(Given entries Opens)
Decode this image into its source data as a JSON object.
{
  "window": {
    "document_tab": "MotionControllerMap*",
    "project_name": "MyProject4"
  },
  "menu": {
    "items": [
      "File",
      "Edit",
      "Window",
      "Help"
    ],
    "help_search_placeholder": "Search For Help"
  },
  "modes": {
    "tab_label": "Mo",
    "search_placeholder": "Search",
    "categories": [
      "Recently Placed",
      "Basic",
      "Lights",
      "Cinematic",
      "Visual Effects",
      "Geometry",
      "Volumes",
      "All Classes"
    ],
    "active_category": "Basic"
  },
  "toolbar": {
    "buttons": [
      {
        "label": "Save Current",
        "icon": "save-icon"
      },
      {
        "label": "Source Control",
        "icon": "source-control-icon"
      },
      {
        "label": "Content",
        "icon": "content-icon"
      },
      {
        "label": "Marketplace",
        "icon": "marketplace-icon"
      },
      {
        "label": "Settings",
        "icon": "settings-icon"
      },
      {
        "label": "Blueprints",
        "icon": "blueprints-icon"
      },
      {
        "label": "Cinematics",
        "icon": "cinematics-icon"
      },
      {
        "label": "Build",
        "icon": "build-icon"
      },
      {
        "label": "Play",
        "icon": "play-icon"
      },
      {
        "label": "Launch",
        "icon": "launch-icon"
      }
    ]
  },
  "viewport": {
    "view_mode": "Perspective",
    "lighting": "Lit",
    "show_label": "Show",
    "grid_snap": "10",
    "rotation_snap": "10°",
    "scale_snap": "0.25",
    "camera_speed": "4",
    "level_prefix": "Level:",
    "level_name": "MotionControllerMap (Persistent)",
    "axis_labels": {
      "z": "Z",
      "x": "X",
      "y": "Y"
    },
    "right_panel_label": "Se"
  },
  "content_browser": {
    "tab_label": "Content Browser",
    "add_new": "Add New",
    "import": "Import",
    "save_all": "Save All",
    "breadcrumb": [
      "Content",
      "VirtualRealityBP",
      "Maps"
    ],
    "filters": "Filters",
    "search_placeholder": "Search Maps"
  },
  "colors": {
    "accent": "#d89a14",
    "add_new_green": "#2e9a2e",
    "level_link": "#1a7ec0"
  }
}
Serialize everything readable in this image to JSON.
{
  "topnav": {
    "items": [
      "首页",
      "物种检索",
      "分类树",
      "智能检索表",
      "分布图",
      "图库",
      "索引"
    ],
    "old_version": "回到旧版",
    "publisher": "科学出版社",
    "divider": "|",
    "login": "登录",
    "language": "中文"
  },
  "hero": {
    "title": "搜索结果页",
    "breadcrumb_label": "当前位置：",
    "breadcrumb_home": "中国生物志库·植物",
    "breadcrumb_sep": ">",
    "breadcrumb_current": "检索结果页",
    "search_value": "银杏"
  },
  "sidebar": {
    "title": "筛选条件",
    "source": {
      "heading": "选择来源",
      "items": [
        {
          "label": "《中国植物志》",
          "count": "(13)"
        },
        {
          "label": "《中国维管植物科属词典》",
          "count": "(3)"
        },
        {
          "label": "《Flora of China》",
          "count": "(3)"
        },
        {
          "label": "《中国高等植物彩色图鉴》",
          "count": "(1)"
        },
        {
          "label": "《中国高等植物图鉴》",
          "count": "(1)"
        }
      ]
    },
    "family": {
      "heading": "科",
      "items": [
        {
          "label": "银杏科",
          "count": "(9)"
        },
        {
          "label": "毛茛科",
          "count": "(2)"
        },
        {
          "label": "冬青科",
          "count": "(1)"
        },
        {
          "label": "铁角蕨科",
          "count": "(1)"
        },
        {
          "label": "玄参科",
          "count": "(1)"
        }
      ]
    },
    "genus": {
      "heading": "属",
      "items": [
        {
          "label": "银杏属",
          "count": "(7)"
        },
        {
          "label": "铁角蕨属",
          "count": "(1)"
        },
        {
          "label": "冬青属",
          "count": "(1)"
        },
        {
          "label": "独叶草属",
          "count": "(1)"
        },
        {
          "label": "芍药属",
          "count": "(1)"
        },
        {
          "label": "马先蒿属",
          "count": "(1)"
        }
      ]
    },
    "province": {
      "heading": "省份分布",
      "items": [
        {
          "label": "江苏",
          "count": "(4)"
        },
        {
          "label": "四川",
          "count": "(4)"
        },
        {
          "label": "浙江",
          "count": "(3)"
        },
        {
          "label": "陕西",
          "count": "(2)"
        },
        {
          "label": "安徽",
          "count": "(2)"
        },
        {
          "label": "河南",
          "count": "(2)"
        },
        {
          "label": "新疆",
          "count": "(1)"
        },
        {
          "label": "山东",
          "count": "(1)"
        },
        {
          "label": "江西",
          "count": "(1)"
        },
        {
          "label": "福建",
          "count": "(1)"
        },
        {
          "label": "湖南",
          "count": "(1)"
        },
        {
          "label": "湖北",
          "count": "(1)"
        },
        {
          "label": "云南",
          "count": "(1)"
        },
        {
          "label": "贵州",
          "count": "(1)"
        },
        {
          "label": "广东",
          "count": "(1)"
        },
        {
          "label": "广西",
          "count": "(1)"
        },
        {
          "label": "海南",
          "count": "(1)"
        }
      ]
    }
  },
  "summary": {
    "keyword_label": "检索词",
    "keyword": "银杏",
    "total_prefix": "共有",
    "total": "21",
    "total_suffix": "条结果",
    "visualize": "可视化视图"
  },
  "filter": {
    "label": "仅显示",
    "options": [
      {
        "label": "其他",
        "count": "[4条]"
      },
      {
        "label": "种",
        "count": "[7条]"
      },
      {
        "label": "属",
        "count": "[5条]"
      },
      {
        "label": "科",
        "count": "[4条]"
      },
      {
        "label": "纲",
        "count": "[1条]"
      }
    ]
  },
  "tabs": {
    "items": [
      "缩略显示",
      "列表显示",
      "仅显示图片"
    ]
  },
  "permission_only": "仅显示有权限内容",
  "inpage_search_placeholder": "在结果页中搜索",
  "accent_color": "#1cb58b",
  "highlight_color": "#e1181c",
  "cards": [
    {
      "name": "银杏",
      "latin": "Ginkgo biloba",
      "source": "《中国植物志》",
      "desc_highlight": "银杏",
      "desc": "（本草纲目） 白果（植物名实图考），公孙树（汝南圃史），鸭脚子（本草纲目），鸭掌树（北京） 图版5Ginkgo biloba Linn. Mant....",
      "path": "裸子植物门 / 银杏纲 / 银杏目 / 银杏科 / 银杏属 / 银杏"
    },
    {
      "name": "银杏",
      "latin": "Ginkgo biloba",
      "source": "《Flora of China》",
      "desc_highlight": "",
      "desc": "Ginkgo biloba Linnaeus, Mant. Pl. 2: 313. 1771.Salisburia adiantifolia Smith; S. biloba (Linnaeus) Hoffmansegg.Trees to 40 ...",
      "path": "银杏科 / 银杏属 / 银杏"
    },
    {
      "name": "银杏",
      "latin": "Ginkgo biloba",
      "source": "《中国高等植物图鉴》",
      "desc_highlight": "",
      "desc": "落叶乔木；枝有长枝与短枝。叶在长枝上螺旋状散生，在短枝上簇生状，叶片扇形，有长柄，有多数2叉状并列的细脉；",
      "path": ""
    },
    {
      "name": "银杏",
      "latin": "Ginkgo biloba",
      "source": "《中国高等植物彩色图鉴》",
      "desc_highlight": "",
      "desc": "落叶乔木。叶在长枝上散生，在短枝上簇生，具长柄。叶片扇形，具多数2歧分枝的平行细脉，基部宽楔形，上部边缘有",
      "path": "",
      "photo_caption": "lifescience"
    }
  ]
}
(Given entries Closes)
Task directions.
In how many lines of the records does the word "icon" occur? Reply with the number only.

Solution for this exercise.
10